TRY IT ::
Read the data line by line and say how many lines contain the string "JSON", giving the number alone.
[SUPPLIED RECORDS — start]
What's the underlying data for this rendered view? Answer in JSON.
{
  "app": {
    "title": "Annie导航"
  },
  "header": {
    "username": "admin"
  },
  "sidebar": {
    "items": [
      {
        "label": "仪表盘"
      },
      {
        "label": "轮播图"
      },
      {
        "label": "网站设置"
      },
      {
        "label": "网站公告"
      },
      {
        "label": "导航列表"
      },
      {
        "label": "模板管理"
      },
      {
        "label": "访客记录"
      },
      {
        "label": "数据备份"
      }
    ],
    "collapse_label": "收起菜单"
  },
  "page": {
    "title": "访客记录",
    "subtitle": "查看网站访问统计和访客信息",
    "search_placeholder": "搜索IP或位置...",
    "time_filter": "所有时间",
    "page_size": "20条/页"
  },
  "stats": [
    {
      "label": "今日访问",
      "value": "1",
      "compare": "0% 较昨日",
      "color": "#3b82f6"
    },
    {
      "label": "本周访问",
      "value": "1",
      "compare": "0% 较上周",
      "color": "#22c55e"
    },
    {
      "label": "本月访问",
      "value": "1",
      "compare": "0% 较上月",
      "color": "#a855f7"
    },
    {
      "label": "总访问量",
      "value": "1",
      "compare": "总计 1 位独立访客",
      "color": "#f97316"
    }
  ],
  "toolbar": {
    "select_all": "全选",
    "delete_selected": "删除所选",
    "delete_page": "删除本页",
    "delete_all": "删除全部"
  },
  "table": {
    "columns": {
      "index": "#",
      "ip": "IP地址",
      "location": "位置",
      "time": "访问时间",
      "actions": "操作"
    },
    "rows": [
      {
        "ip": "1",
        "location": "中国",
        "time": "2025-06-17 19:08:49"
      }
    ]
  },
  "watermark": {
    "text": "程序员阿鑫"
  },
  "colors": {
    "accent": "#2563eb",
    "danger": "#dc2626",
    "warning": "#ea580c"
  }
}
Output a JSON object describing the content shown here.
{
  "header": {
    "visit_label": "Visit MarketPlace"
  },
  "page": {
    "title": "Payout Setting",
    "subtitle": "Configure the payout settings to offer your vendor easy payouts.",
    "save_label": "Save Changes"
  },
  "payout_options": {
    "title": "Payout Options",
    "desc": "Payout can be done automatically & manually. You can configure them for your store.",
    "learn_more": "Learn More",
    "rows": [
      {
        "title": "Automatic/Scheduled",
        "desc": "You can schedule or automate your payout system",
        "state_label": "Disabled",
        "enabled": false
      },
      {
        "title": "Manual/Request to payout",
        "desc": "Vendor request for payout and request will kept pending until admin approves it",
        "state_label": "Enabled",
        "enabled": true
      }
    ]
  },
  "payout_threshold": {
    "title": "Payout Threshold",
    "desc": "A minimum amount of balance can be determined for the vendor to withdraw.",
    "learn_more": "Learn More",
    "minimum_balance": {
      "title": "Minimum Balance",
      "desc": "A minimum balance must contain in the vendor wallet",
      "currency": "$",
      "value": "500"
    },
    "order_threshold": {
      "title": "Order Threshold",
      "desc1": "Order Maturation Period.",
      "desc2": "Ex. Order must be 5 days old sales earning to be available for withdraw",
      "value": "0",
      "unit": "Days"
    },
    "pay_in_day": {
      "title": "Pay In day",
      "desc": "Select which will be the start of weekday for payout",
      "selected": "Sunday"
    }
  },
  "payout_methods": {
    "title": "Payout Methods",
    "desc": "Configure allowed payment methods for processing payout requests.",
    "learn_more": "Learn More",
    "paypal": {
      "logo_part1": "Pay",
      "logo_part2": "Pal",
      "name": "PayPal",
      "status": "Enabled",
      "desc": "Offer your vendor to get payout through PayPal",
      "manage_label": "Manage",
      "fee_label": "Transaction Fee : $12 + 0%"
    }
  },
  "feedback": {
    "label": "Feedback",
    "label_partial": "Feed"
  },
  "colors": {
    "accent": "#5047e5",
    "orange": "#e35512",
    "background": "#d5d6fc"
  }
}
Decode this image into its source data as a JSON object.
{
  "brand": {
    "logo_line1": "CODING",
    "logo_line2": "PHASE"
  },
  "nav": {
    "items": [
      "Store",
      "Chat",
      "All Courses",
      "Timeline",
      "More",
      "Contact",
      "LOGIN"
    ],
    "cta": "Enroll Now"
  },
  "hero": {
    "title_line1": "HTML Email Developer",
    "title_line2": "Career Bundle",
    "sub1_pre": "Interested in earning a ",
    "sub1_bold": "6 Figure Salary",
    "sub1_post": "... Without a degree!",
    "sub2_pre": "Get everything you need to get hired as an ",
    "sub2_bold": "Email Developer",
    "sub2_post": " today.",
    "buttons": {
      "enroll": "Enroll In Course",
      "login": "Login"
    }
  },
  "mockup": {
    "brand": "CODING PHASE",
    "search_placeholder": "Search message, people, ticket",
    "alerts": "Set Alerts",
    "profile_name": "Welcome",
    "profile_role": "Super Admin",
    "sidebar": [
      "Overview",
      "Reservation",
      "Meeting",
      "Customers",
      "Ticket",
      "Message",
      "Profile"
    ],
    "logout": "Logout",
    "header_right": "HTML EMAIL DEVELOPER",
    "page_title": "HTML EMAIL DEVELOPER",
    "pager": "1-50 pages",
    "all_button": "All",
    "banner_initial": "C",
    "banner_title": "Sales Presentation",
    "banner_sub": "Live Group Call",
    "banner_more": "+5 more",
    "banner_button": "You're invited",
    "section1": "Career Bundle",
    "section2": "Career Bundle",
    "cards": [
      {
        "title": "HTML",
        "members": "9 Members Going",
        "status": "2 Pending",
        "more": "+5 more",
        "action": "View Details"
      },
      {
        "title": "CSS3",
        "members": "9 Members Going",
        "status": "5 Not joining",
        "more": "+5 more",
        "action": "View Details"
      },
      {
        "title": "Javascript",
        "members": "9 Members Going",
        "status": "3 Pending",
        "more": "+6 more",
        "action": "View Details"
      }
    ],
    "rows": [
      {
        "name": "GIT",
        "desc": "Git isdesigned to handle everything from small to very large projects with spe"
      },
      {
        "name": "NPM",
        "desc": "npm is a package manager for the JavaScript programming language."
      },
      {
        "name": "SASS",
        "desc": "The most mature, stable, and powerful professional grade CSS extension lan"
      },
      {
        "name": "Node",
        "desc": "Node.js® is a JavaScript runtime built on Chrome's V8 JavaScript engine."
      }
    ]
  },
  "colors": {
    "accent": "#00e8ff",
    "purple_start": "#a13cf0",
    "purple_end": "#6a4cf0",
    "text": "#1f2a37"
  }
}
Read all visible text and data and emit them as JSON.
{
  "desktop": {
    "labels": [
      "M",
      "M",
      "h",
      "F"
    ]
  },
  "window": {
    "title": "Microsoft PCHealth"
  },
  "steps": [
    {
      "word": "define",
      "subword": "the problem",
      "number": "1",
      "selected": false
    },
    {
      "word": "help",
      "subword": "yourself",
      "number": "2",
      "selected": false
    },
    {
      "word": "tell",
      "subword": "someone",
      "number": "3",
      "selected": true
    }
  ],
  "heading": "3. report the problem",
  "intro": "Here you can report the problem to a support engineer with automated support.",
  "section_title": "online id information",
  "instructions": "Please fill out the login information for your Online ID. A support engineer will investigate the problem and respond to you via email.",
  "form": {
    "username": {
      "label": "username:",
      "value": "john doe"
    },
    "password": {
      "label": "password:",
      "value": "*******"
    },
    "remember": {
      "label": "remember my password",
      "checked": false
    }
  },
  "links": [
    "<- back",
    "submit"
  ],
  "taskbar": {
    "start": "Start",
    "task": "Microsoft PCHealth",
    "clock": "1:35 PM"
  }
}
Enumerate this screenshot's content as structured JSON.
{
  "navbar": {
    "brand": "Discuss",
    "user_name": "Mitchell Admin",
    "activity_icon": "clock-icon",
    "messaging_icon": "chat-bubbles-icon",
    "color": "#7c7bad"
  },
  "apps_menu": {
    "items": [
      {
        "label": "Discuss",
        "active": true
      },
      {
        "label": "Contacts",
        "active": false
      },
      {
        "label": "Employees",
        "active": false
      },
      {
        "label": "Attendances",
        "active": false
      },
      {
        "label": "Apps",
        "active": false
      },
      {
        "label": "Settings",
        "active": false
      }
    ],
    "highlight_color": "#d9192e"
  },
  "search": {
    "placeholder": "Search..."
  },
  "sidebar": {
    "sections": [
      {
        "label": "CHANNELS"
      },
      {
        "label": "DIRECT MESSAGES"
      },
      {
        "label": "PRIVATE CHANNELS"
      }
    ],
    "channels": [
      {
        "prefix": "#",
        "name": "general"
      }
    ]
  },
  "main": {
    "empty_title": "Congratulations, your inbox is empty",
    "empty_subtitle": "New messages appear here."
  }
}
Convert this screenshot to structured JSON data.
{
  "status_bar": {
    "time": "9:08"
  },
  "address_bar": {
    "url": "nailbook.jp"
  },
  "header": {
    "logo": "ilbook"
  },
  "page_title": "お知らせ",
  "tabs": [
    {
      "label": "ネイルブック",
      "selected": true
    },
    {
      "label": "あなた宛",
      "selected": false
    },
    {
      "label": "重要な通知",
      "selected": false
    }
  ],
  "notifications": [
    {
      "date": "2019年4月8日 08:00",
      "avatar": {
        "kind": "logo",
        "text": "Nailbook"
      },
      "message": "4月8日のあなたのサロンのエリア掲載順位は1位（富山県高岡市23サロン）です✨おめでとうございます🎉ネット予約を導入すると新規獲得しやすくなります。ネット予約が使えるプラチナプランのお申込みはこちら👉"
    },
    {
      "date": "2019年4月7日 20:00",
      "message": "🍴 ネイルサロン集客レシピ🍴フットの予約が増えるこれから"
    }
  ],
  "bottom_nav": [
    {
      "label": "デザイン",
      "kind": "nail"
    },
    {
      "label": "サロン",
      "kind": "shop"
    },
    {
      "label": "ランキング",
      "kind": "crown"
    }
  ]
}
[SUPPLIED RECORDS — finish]
EXERCISE ANSWER ::
6